    Next, I wonder if we should refer to my school as ThoJeMiScho... You have to admit-- it does have a certain Zen ring to it.

    Friday, April 2, 2010

    It's a Lifestyle Choice

    Vagabond sparks fly through the gathering dark, brilliant yellow on deep violet, and I know the coals will be hot enough to cook on in 20 minutes. Everything else is ready; this is my chance to steal some time to write. Today, I have been thinking about hobos. I had a conversation with friends last night about the resurgence in popularity that this term has enjoyed over the last few years. It is the name of choice among middle schoolers for anyone who appears to be living on the streets.

    I remember when I first heard a student use the word five or six years ago. It made all the other kids laugh as if he had said something naughty, and it caught me by surprise, probably because I hadn't heard it since I was in middle school myself. Then, "hobo" was a choice Halloween get-up, requiring not much more than a pair of torn pants, one of your dad's old jackets, and a burnt cork rubbed liberally around your face.  If you wanted to go all out, you could tuck a pillow in your over-sized shirt and smash a battered hat on you head, but those were totally optional. And what of that bandanna on a stick? It was widely agreed that the hobo bag, while a nice touch, made it much harder to carry your trick-or-treat bag, (and after all, we were there for the candy) so most of those were left at home.
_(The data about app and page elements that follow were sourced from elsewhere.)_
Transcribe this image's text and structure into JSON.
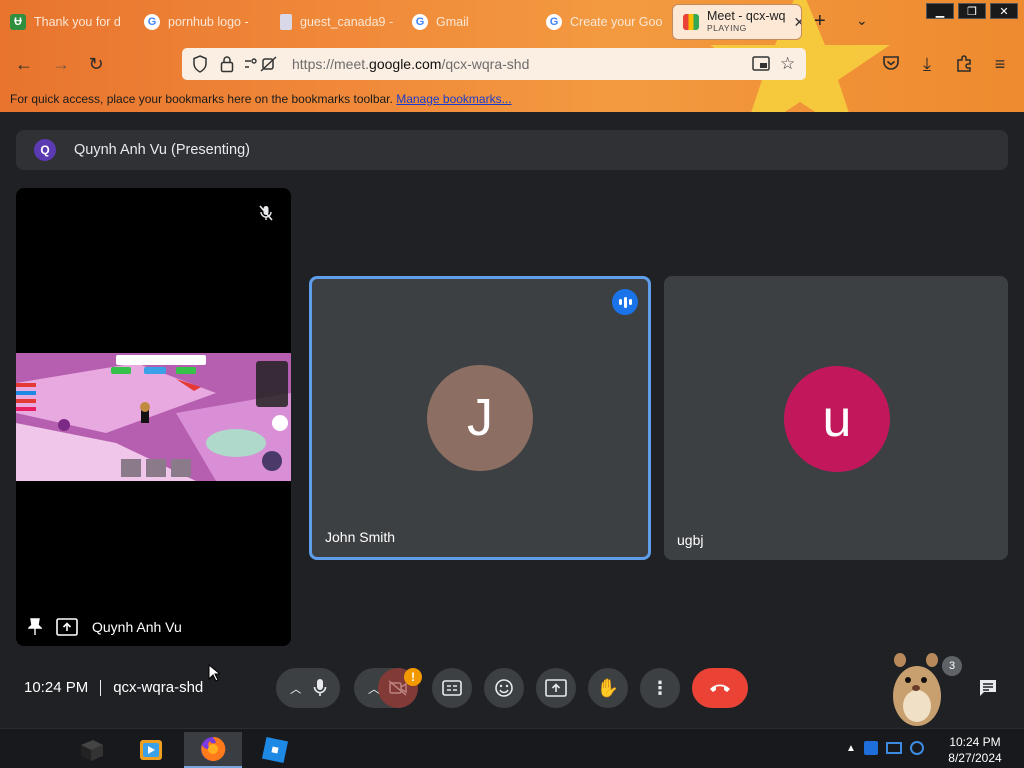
{
  "browser": {
    "tabs": [
      {
        "label": "Thank you for d",
        "icon": "green-leaf-icon"
      },
      {
        "label": "pornhub logo -",
        "icon": "google-g-icon"
      },
      {
        "label": "guest_canada9 -",
        "icon": "document-icon"
      },
      {
        "label": "Gmail",
        "icon": "google-g-icon"
      },
      {
        "label": "Create your Goo",
        "icon": "google-g-icon"
      },
      {
        "label": "Meet - qcx-wq",
        "sub": "PLAYING",
        "icon": "meet-icon",
        "active": true
      }
    ],
    "url_prefix": "https://meet.",
    "url_domain": "google.com",
    "url_path": "/qcx-wqra-shd",
    "bookmarks_text": "For quick access, place your bookmarks here on the bookmarks toolbar.",
    "bookmarks_link": "Manage bookmarks..."
  },
  "meet": {
    "presenting_initial": "Q",
    "presenting_label": "Quynh Anh Vu (Presenting)",
    "presenter_name": "Quynh Anh Vu",
    "participants": [
      {
        "name": "John Smith",
        "initial": "J",
        "color": "#8d6e63",
        "speaking": true
      },
      {
        "name": "ugbj",
        "initial": "u",
        "color": "#c2185b",
        "speaking": false
      }
    ],
    "time": "10:24 PM",
    "meeting_code": "qcx-wqra-shd",
    "camera_warning": "!",
    "people_count": "3"
  },
  "taskbar": {
    "time": "10:24 PM",
    "date": "8/27/2024"
  },
  "colors": {
    "meet_bg": "#202124",
    "tile_bg": "#3c4043",
    "end_call": "#ea4335",
    "speaking_blue": "#1a73e8",
    "active_border": "#5e9eea"
  }
}
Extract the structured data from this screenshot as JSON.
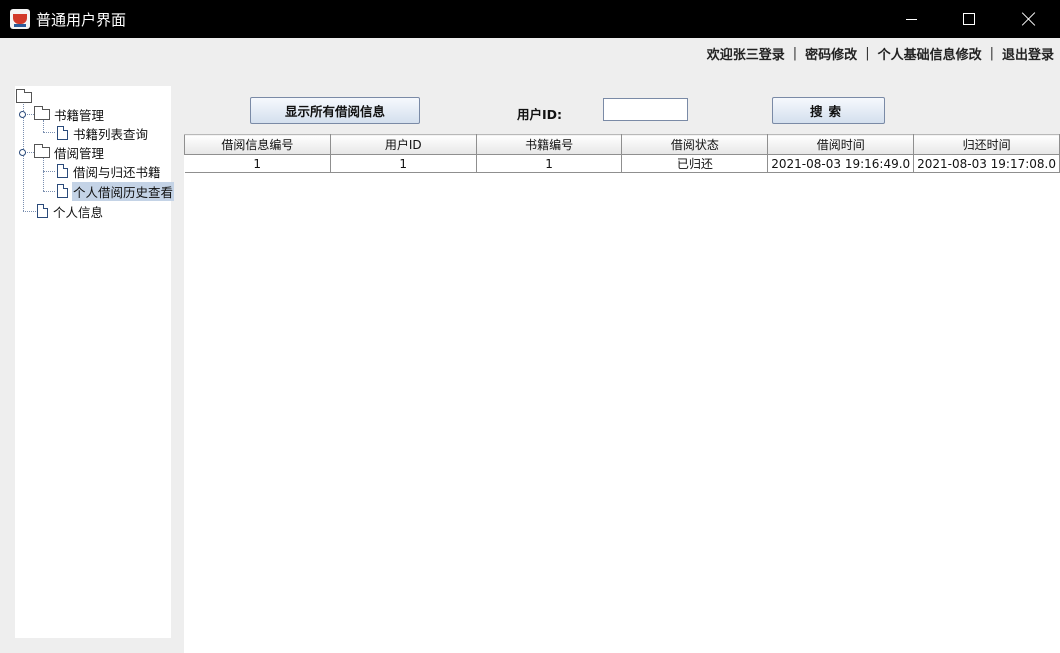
{
  "window": {
    "title": "普通用户界面"
  },
  "topnav": {
    "welcome": "欢迎张三登录",
    "change_password": "密码修改",
    "edit_profile": "个人基础信息修改",
    "logout": "退出登录",
    "separator": "|"
  },
  "tree": {
    "book_mgmt": "书籍管理",
    "book_list": "书籍列表查询",
    "borrow_mgmt": "借阅管理",
    "borrow_return": "借阅与归还书籍",
    "borrow_history": "个人借阅历史查看",
    "personal_info": "个人信息",
    "selected": "个人借阅历史查看"
  },
  "toolbar": {
    "show_all": "显示所有借阅信息",
    "userid_label": "用户ID:",
    "userid_value": "",
    "search": "搜索"
  },
  "table": {
    "columns": [
      "借阅信息编号",
      "用户ID",
      "书籍编号",
      "借阅状态",
      "借阅时间",
      "归还时间"
    ],
    "rows": [
      [
        "1",
        "1",
        "1",
        "已归还",
        "2021-08-03 19:16:49.0",
        "2021-08-03 19:17:08.0"
      ]
    ]
  }
}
    No doubt I scolded that child back then, probably more because of the way his peers reacted than anything else, but the term also seemed inappropriate to me. Over the years, its shock value has declined, and it's use is not much of an issue anymore, other than the fact that it's what kids usually say when referring to vagrants, and sadly, I'm pretty sure it's the people and not the name that they laugh at, but that's another blog post.

    Last night, my friends and I decided that hobo was too romantic a word to describe the situation of the folks around here who are homeless and on the street, and so not entirely accurate. Turns out that we were right. In the limited research I did today, I found that "hobo" refers specifically to people who choose to travel, usually by rail, and then look for work where ever they might land. There are rules for being a hobo, and they even have an annual convention, I kid you not. Hobos do not appreciate being confused with tramps (who travel but do not work) or bums (who neither travel nor work), and unlike most of the people my students refer to, hobos are not necessarily down on their luck.

    I think there's a lesson there.

    Thursday, April 1, 2010

    Ah, Springtime

    All my life I've preferred cool weather; there must be something in my temperament that makes it so. Therefore, the change of seasons from winter to spring, while welcome to so many others, makes me a little uneasy. At the other end of the year, when the days turn cooler, I like to bundle up in flannel and fleece, but the opposite is not so. Clothes that were so familiar when last the weather was warm enough to wear them seem a little scanty and fit a bit awkwardly, and the unaccustomed sight of my bare legs startles. Who let them out? I wonder. Summer is on her way, and what exactly is there to look forward to? Long days of eggish sun and unrelenting heat, where cool breezes are nothing more than vagabonds waiting to hop the next jet stream north leaving us to fan ourselves, sweating in our swampy southern clime.